Lessons for the Energy Sector from Big Brands: Facebook and Tesla

Posted by Ann Hoogenboom on March 30, 2018 at 9:30 AM
Photo by Matt Henry on Unsplash 

Two big brands, two big mistakes—but no doubt, they’ll overcome.

The path to success is littered with mistakes. Even big brands like Facebook and Tesla have faced challenges in their climb to the top.

But the lesson is that they get back up. And get back at it.

As much as we learn from the successes of big brands, we need to learn from their failures as well. As energy providers, we must challenge ourselves to be brave, bold and unafraid of mistakes. Better yet, bring on the mistakes.

In a recent article published in Pacific Business News, we were reading about how utilities are largely unprepared for the electric vehicle (EV) boom. So, we did what we do best—researched it.

The current state of EVs

In 2016 we hit a global record in EV growth. For context, in 2015, the global EV stock finally hit the 1 million mark. But in 2016, it crossed the 2 million mark.

The worldwide sales for EVs is an impressive number. But the U.S. number is probably less than 200,000 cars, and California alone accounts for about 50% of all EVs. So the growth opportunity here is incredible—and just getting off the ground. Bloomberg estimates that electrifying the U.S. light-duty fleet would add 774 terawatt hours of demand to the grid, nearly the same as the entire U.S. industrial sector today.

Now, if we were to imagine EV growth as a race, the U.S. has some catching up to do. Chinese drivers are buying EVs at more than double the rate of U.S. drivers. And the country in the lead? Just like at this year’s Winter Olympic Games—Norway takes the gold, again.

So what’s going on in the U.S.?

What do customers think of EVs? Are people planning on buying EVs, and if not, what are the biggest barriers to doing so?

We conducted a very specific survey on EVs with folks along the Eastern Seaboard to the mid-Atlantic. We discovered a lot.

Over 50% of people think EVs are:



“The future of transportation.”

Well, that’s cool.

*Side note, only 6% think EVs are awful.

We were blown away by the next one—23% of respondents reported being “very likely to purchase” an EV in the next two years. If that’s the case, there is not enough product to match the need.

We need to take this product much more seriously. And there is a great opportunity for utilities to take a leadership role.

So how do we push hard? People are looking for lower vehicle prices first and foremost, then better range, and third, more access to charging stations—nothing new here.

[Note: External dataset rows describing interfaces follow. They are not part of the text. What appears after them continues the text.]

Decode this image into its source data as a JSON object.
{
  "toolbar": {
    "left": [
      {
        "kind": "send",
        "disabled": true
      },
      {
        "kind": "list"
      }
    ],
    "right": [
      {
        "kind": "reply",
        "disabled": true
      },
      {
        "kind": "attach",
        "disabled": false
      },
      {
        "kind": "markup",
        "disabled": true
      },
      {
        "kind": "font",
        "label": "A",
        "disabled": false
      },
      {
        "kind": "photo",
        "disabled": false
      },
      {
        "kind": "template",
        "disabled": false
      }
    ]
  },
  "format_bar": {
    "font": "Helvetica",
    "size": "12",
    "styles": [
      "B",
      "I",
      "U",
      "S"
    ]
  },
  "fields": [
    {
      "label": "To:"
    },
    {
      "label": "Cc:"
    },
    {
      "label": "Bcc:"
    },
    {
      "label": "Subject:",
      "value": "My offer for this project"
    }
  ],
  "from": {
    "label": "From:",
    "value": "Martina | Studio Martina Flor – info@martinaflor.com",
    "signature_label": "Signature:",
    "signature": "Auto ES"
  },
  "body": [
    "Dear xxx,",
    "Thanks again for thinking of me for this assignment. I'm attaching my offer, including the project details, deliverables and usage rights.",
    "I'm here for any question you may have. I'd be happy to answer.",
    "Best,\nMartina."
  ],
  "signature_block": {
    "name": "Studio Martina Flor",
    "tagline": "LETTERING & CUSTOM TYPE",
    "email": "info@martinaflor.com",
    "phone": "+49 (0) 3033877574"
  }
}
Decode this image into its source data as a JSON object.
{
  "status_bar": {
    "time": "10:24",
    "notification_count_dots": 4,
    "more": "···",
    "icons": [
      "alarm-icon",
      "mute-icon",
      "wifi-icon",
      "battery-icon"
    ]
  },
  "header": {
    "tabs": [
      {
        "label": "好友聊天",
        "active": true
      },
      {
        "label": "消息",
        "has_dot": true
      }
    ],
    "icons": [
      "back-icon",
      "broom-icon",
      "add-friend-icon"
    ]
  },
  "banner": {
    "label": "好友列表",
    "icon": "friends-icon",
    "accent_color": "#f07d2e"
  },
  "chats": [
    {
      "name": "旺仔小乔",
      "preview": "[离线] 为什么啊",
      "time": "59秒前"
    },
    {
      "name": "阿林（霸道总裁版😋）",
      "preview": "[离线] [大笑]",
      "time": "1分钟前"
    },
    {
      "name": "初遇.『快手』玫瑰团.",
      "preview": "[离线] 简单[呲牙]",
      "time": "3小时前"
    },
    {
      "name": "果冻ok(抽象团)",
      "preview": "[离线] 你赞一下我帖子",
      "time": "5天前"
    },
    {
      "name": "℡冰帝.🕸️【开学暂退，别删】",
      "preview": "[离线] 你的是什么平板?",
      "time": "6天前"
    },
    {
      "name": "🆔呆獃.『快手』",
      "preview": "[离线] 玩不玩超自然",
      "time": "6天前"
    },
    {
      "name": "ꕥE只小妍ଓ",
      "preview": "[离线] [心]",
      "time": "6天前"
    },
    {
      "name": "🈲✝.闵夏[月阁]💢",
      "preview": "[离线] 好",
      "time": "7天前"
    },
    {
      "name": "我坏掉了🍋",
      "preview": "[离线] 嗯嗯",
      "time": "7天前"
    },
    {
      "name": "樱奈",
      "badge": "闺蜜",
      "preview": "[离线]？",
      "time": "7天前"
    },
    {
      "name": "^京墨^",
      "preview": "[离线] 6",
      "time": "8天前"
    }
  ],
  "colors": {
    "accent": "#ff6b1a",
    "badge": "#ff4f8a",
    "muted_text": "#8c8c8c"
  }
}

But here’s the key: two-thirds of respondents trust their utility for information about EVs, but it’s not the first place they go. Customers want to hear from the vehicle manufacturers, local dealerships and vehicle publications like Kelley Blue Book and Consumer Reports before hearing from their utility.

Make the first move—create a joint EV promotion with a local car dealer/manufacturer.

Get your message into the places people look to most for EV information. You’ll also build trust with these partnerships; after all, there’s some relationship work to do with that other third of customers who lack trust in their utility.

Sustainable energy moving the social justice needle?

Here’s a wild thought. Utilities can help in providing equal opportunity. We found that 47% of our survey respondents fall into lower income brackets. And they are the majority of the ones saying they want and support EVs. They’re asking for your help.

If you build it, they will come.

Customers want to hear about EVs. They want to learn more about operation, maintenance and charging of EVs. And they need barriers to be removed. If you’re thinking about incentive or rebate programs, here are the top three requests in order of popularity: reduced and/or fixed-rate electric charging, discounts on vehicles, and discounts on purchase and installation of chargers.

Our suggestion: provide charger installation incentives for residential customers, facilitate charging with approved trade ally installers and measure how it impacts purchase rates.

Just like Tesla and Facebook, utilities can overcome these challenges.

Want more? We have more to share. Reach out, we’d be happy to talk.



Ann is KSV’s Mission and Brand Manager. Her experience in marketing and communications is deeply rooted at the intersection of sustainability and energy with fellow certified B Corps. And whoever thought Superman had the best capes never met Ann. Read more from Ann here.

Topics: Utility Communications, Research